Neither Natalia Wylie, 30, nor her husband, Jason, 37, who live in Laconia, New Hampshire, fits that profile. The couple had no family history of genetic disease, and their first child, Samantha, is a healthy 6-year-old. Their second, 10-month old Sofia, was diagnosed with SMA type 1 in July.

“I called my husband right away,” Natalia Wylie says, “and he left work and we spent the day together as a family, kind of crying all day. It was the most painful news I had heard in my entire life.”

But the Wylies decided to set aside their grief and focus instead on the joy that is Sofia – an adorable baby girl with a sweet, sweet smile.

“We couldn’t be unhappy every day. It was going to kill us,” says Natalia. “You’ve got to live day by day and moment to moment.”

Some moments are harder than others. Twice a day – and sometimes every hour when Sofia has a cold – Natalia inserts a catheter in Sofia’s nose and throat to clear secretions that she can’t clear on her own. It’s hard on both of them.

“It’s something I’ll never get used to because it just looks so uncomfortable and painful for her.”

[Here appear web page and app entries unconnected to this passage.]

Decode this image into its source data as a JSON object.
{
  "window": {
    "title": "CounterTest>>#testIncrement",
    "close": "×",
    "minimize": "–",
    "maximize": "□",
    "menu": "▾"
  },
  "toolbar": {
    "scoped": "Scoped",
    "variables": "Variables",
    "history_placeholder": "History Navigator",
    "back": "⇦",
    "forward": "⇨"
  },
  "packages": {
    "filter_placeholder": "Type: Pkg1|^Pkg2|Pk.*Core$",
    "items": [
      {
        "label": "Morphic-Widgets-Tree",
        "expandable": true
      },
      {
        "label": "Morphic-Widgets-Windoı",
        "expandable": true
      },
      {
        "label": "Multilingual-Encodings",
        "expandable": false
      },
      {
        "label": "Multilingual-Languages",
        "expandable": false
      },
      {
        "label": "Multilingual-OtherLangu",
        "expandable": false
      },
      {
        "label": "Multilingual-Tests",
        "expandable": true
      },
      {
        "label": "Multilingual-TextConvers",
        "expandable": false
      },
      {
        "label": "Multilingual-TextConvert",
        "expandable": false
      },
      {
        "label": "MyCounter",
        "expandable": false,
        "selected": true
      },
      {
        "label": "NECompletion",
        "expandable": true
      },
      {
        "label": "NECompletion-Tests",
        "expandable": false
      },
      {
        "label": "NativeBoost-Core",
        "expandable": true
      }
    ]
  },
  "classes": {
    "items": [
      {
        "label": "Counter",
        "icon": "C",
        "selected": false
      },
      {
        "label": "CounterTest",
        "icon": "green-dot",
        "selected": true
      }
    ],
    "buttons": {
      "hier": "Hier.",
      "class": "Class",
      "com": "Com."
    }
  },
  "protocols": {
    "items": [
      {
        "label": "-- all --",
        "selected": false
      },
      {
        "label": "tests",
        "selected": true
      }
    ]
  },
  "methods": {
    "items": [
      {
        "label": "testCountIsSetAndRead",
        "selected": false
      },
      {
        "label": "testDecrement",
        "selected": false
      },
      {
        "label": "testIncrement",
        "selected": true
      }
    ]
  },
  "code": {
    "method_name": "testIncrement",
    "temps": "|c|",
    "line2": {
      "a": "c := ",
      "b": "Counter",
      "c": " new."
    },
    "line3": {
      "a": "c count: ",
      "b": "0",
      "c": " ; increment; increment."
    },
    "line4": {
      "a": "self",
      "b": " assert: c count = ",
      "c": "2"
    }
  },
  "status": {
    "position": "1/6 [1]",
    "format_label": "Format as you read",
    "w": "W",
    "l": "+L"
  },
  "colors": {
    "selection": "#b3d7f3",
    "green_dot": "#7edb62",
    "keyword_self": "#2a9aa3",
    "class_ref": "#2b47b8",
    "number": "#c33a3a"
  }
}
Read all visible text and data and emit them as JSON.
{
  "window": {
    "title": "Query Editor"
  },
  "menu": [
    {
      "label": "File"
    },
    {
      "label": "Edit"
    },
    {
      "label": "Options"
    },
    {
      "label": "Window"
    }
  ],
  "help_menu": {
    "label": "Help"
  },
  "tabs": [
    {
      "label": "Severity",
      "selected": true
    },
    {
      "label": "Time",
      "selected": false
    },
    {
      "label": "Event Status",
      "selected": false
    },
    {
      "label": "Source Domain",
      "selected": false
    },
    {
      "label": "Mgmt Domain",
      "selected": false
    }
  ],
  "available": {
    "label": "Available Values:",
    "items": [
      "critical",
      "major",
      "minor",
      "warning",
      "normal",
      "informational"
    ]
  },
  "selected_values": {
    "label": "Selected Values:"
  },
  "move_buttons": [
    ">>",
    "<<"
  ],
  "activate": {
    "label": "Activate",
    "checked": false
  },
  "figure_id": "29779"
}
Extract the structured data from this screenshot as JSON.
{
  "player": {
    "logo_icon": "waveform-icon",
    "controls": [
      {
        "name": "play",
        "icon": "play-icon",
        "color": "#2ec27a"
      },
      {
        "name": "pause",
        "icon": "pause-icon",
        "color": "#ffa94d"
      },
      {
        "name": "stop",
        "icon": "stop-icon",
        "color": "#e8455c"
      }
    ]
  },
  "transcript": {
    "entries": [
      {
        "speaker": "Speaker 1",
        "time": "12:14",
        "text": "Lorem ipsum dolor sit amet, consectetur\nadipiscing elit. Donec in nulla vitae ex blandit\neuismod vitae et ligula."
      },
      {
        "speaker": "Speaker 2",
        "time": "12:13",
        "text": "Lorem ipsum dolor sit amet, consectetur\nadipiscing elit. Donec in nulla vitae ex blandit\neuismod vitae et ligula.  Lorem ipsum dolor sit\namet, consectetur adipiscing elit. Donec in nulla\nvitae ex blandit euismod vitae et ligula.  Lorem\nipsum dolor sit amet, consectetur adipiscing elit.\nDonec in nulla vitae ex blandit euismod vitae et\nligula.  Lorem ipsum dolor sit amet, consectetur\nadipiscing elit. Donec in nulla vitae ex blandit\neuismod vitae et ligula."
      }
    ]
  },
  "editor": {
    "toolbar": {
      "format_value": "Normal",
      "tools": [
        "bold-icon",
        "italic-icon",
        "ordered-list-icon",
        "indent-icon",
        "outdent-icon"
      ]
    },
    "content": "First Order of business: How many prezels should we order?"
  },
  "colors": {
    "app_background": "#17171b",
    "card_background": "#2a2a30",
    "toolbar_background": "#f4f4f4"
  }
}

Simple things that most parents take for granted can set off alarm bells for the Wylies.

“I don’t want her to cry. Normally (people) would say, ‘Oh, it’s OK for a baby to cry; it can’t hurt them.’ In her case, it can. The secretions from crying can suffocate her.”

But there are moments to treasure, too. Sofia has learned to high-five with her big sister, and she’s still able to hold her head up for short periods.

The Wylies know the statistics aren’t in their daughter’s favor, but they have a powerful motivator for staying positive: hope. With the cause of the disease now known, Cure SMA’s Lenz says there’s reason to believe the disease is uniquely positioned for research breakthroughs that will lead to a cure.

“It hurts when you find out what the diagnosis is and what the end result usually is,” says Jason Wylie. “But you can’t give up hope.”